  • The latest action against Canada comes as Prime Minister Justin Trudeau heads to Japan for the G-20 summit
  • Before acting against Canadian meat, China previously stopped importing certain Canadian products like canola

TORONTO: China is suspending all meat imports from Canada amid their dispute over the Canadian detention of a top executive at the Chinese tech company Huawei.
The Chinese Embassy in Ottawa said in a statement on its website Tuesday that the move follows Chinese customs inspectors’ detection of residue from a restricted feed additive, called ractopamine, in a batch of Canadian pork products. It is permitted in Canada but banned in China.
“China has taken urgent preventive measures and requested the Canadian government to suspend the issuance of certificates for meat exported to China,” the statement said.
Meng Wanzhou, the Huawei CFO and daughter of the company’s founder, was arrested Dec. 1 in Canada at the request of US authorities, who want to try her on fraud charges.
China then detained two Canadians and sentenced another to death in an apparent attempt to pressure for her release.
The latest action against Canada comes as Prime Minister Justin Trudeau heads to Japan for the G-20 summit. US President Donald Trump is expected to meet with his Chinese counterpart amid trade talks.
Meng’s arrest set off a diplomatic furor among the three countries, complicating high-stakes US-China trade talks and severely damaging Beijing’s relations with Ottawa. Canada wants Trump to speak on behalf of Canada to Chinese President Xi Jinping. The Chinese have refused to talk to senior Canadian government officials, including Foreign Minister Chrystia Freeland.
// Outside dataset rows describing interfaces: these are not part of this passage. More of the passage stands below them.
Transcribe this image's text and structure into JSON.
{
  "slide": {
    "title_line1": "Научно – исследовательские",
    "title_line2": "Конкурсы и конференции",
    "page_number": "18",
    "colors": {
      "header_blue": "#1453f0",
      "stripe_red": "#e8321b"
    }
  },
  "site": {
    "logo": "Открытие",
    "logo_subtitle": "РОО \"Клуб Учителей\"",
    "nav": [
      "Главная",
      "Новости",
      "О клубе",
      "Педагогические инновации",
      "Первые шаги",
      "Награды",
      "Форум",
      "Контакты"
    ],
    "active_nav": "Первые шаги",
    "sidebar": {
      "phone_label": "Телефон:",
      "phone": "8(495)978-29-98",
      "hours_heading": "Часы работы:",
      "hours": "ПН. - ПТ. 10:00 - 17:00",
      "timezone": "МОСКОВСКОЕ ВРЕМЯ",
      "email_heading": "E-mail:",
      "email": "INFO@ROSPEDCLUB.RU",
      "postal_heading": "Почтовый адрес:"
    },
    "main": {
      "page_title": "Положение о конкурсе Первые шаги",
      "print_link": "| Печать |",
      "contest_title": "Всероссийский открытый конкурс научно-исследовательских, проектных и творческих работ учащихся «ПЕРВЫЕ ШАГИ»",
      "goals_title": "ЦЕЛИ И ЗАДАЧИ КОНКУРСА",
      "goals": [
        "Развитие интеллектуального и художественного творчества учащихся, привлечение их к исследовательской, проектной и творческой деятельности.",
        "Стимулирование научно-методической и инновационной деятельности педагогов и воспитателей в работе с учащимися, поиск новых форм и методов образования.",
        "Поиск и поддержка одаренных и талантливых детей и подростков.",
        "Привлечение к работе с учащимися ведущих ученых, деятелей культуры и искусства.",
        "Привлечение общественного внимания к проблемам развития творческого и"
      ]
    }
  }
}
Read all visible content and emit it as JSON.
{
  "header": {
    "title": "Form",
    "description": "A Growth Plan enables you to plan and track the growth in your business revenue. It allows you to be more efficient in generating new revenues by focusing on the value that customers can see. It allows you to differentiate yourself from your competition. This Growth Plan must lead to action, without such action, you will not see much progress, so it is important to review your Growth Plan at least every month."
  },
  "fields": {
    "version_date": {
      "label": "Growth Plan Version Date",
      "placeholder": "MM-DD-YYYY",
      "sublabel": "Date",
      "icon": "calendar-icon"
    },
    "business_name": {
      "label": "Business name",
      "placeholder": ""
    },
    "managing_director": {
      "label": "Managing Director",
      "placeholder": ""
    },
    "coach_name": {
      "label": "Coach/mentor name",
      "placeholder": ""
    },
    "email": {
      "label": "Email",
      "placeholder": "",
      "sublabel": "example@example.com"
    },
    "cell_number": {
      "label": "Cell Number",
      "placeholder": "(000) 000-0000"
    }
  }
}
Trudeau had hoped to meet with Xi at the G-20 but that appears unlikely.
Before acting against Canadian meat, China previously stopped importing certain Canadian products like canola.
Justine Lesage, a spokeswoman for Canada’s agriculture minister, said in a statement that the Canadian Food and Inspection Agency identified an issue involving inauthentic export certificates that could affect the export of pork and beef products to China.
She said the agency has “taken measures to address this issue and is continuing to work closely with industry partners and Chinese officials.”
“The Canadian food system is one of the best in the world and we are confident in the safety of Canadian products and Canadian exports,” she said.